In 1959 Susanna Kohner, the daughter of Mexican actress Lupita Tovar, was nominated for her performance in "Imitation of Life." Two years later a Puerto Rican actress won the distinction of being the first Latina to win an Oscar and did so in the Best Supporting Actress category for her performance in "West Side Story." Rita Moreno went on to win an additional Triple Crown of entertainment awards: Grammy, Tony, Emmy.
Norma Aleandro, an Argentine actress was nominated, but did not win, for her 1987 performance in "Gaby: A True Story." In the early 1990s two Latina actresses were nominated in this category but did not win: Mercedes Ruehl for her 1991 performance in "The Fisher King" and Rosie Perez for her role in the 1993 film "Fearless."
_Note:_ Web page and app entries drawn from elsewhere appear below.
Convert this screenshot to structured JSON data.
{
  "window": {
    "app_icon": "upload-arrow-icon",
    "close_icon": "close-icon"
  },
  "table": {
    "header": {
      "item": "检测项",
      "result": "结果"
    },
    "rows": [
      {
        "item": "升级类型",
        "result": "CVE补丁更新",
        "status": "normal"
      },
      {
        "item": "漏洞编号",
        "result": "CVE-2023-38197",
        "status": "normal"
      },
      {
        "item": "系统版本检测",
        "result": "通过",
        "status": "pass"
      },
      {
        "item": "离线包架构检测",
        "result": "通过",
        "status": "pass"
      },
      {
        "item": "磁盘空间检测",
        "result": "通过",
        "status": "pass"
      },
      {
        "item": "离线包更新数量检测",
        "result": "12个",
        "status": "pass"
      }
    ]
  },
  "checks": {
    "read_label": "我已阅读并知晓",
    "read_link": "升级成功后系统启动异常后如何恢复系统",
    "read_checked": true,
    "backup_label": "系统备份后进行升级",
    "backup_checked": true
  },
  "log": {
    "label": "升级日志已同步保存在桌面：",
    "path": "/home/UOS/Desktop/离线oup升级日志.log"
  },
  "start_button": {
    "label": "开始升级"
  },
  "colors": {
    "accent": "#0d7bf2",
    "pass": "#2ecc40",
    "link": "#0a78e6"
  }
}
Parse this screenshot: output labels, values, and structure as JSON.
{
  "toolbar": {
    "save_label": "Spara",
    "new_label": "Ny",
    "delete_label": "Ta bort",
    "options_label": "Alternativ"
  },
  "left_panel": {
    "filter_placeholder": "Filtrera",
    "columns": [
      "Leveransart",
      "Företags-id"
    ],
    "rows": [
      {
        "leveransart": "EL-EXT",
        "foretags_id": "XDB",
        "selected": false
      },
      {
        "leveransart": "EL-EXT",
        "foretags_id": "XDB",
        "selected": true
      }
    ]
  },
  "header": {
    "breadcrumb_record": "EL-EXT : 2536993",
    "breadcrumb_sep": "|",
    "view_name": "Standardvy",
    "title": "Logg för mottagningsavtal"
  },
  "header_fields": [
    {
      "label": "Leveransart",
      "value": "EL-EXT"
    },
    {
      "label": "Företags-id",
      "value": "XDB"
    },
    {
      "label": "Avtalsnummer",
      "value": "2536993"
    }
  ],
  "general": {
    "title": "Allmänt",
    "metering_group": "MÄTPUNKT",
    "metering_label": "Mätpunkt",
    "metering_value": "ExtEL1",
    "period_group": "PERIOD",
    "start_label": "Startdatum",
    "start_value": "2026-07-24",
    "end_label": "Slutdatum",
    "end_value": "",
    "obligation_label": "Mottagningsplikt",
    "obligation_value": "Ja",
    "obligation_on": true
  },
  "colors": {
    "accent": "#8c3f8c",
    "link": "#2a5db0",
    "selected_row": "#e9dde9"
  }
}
In 2006 Mexican actress Adriana Barraza was nominated as Best Supporting Actress for her performance in "Babel." Penelope Cruz was nominated and won in 2008 as Best Supporting Actress for her role in Vicky Christina Barcelona.
This year Bérénice Bejo, an Argentine/French actress is nominated as Best Supporting Actress for her role as Peppy Miller, a glamorous, sweet, silent film star in "The Artist." Her family is originally from Argentina but fled when she was three years old to escape the Argentine Dirty War.
Behind the Camera
In 1983 Gregory Nava's "El Norte" was nominated for Best Original Screenplay/Story but that year the award was presented to Robert Benton for "Places in the Heart." This year four behind the camera categories have Latinos nominees. If you've seen "The Tree of Life" you know the nomination of Mexican Emmanuel Lubezki in the Best Cinematography category is well deserved. He has been nominated five times previously for his cinematography work including "Burn after Reading." Spanish filmmakers Fernando Trueba and Javier Mariscal are nominated in the Animated Feature Film category for "Chico & Rita." Fernando previously won an Oscar for "Belle Époque" as Best Foreign Film in 1994.
Latino musicians are also nominees this year. "Real in Rio," a song by Brazilian musician Sérgio Mendes is a nominee for Best Song. Spanish composer Alberto Iglesias is also in the Original Score competition for the music of "Tinker Tailor Soldier Spy." Mexicans, Spaniards and Argentines have earned several Oscar nominations and are included in the definition of Latino. If we pull out foreign nationals the numbers of Latinos drop significantly.
It's been almost 50 years since a Latino won for Best Actor and history will be made if Demian Bichir wins. He's in competition with popular actors like George Clooney and Brad Pitt but maybe, just maybe, Hollywood will honor a talented actor whose character stepped off the movie screen to shine light on 11 million undocumented workers.
But if George Clooney wins, let's remember he is the nephew of the first Latino to ever win an Academy Award. Oh, let's also remember he is holding a Mexican inspired statuette.
Mr. DeMille, we're ready for our close-up.
Elaine Coronado is the Founder of RSVP-Latino and loves the Academy Awards!